Not including money that was later distributed to his own campaign fund, Obama also helped raise more than $100 million for a joint committee he had with the Democratic National Committee. The party used that money for voter turnout and other election-related activities.
A host committee for the Democratic National Convention in Denver also raised about $61 million, while his transition and inaugural committees will likely raise a combined $50 million or more.
The flood of money provided Obama crucial strategic advantages in the election, allowing him to deploy resources beyond recent partisan battlegrounds to compete in traditionally Republican states.
Obama was even able to do what only billionaire Ross Perot had done before: purchase a half-hour of prime-time network television to make an extended and highly polished closing argument during the final week of the campaign.
Obama was able to capitalize on his fundraising success because of his choice to break political tradition and reject public financing of his fall general election campaign. That freed him from strict spending limits that have covered every other major-party nominee since the modern campaign finance reforms were passed in the wake of the Watergate scandals.
Serious presidential candidates are now likely to follow Obama's example and refuse public financing unless there are major changes in the system.
Even as Obama's aides prepare to close the books on his campaign effort, he is still raising money.
As recently as Wednesday, supporters received an e-mail solicitation on behalf of the Democratic National Committee. The pitch offered a "limited edition" Obama coffee mug, in exchange for contributions of $15 or more.
Over the course of the campaign, Obama assembled a donor database of nearly 4 million, including many who gave multiple times in smaller-dollar increments.

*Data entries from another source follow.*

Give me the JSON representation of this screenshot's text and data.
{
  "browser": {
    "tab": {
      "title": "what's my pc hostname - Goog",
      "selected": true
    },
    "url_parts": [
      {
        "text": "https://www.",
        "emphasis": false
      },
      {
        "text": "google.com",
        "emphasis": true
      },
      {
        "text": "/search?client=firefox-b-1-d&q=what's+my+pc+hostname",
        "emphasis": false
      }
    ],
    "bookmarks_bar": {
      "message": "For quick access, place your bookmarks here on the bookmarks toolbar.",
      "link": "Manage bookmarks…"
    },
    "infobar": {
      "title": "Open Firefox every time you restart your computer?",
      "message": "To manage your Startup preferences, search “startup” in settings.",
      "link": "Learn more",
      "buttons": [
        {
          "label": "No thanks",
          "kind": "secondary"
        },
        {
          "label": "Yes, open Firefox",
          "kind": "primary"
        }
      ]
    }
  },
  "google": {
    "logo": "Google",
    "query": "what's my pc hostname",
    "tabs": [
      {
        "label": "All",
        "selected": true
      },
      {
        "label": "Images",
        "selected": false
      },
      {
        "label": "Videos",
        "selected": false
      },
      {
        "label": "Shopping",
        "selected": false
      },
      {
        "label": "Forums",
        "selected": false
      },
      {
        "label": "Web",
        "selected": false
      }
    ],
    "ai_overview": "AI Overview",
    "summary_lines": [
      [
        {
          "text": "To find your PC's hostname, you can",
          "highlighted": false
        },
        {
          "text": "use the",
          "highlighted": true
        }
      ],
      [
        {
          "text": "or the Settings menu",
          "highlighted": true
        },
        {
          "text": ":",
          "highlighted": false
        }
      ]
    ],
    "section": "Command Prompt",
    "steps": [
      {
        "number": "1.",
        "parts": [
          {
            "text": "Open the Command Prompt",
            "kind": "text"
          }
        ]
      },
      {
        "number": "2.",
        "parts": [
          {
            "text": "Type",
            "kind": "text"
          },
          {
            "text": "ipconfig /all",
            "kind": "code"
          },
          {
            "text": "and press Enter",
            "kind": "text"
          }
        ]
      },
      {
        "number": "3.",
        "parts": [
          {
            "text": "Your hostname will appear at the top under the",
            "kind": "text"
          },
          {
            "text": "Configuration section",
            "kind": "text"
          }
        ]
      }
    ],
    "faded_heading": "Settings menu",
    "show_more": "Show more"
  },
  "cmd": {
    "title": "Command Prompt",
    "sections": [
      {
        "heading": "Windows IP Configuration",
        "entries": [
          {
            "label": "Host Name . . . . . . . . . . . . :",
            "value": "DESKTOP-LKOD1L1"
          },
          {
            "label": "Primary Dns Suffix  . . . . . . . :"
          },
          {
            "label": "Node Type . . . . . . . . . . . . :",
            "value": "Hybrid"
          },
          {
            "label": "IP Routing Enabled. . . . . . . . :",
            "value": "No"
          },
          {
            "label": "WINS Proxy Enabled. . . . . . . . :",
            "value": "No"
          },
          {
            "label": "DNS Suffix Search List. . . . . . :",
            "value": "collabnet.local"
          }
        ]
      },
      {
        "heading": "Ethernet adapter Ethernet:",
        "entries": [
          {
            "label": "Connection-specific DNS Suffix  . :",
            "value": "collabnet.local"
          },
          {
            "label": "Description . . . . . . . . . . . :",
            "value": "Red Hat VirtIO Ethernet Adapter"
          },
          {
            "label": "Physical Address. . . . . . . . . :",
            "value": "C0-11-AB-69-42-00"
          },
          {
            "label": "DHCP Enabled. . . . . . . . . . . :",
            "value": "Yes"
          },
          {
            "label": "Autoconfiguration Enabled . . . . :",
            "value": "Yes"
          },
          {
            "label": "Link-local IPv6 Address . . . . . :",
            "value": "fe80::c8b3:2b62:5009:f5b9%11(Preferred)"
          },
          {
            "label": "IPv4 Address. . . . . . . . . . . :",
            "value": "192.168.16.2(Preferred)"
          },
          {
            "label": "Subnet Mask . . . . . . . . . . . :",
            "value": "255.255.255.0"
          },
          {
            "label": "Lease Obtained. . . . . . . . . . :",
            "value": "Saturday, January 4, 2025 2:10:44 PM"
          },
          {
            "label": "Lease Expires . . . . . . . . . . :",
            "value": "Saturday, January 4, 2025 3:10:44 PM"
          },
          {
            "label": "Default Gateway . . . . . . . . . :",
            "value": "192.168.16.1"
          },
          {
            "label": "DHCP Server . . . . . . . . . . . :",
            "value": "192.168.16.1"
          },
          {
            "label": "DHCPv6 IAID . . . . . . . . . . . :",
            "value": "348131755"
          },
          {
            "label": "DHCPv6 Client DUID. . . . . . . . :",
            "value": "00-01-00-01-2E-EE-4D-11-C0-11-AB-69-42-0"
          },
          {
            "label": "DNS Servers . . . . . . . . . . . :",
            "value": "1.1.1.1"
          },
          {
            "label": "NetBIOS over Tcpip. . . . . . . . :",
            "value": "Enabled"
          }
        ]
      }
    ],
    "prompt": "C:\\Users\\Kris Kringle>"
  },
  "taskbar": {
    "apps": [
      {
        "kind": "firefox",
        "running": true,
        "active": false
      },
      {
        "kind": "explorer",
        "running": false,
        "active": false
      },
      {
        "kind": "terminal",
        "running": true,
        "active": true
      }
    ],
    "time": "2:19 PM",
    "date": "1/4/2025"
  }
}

Much has been made of the importance of such small contributions to Obama's effort, but more traditional big donors also played a significant role.
Though Obama was less dependent on big donors who contributed more than $1,000 to his campaign than recent presidential nominees, they still provided nearly half the funding for his campaign.
Big donors contributed 47 percent of the funds for the Obama campaign versus 60 percent for George Bush in 2004 and 56 percent for John Kerry that same year, according to a recent analysis by the nonpartisan Campaign Finance Institute based on disclosure data through mid-October.
Through mid-October, the Chicago metropolitan area was Obama's third-most-important area for fundraising, contributing $23.8 million, according to the Center for Responsive Politics. Only New York and Washington areas sent him more.